(Page and application data records)
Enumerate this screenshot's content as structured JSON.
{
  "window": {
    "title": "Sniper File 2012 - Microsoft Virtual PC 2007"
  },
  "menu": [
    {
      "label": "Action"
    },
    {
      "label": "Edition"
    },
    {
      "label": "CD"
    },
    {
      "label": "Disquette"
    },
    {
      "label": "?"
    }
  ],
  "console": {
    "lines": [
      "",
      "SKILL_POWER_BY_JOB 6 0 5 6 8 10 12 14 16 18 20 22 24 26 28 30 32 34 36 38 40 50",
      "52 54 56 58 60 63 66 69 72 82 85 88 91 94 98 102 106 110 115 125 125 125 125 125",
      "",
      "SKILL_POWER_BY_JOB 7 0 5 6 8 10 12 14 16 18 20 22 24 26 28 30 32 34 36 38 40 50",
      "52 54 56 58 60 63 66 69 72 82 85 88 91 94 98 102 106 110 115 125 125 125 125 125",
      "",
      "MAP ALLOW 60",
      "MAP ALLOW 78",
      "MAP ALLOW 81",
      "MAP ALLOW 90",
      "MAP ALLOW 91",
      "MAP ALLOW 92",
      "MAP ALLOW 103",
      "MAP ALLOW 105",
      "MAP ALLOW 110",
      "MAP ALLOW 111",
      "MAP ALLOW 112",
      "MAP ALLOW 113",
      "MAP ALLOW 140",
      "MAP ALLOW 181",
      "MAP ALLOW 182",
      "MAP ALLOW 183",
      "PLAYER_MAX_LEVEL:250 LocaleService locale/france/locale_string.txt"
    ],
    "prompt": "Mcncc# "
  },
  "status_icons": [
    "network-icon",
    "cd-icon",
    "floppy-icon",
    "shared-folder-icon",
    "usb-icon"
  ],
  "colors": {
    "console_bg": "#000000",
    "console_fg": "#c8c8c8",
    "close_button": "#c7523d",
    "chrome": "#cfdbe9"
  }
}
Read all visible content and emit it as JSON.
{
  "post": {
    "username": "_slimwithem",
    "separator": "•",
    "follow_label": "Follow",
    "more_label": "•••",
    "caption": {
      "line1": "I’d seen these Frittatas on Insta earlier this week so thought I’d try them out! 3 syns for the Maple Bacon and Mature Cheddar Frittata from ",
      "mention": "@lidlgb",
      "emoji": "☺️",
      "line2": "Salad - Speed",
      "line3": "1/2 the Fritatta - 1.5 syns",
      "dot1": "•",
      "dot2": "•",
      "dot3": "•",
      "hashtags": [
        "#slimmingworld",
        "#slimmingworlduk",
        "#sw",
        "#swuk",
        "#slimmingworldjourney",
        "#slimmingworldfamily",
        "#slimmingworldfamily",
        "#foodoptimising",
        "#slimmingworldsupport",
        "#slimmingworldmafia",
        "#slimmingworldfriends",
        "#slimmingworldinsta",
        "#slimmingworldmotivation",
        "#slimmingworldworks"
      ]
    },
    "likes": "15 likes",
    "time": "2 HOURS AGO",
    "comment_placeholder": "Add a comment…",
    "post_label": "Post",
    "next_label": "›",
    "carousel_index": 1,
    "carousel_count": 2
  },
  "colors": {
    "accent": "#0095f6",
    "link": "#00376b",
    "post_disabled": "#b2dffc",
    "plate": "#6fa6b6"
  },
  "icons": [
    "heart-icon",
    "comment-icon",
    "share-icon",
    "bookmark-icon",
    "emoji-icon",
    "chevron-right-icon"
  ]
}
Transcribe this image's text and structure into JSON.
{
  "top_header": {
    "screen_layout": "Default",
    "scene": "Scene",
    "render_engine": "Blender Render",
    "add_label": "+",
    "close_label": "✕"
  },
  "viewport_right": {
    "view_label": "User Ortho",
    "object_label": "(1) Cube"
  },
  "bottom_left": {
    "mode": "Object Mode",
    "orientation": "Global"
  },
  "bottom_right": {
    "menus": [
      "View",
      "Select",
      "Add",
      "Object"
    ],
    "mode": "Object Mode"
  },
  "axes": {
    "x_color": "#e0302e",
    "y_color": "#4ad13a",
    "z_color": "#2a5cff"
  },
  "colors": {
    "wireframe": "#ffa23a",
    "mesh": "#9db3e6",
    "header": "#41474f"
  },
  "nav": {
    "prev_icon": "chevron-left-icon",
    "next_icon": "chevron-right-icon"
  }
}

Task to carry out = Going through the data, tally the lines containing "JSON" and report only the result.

Reply = 3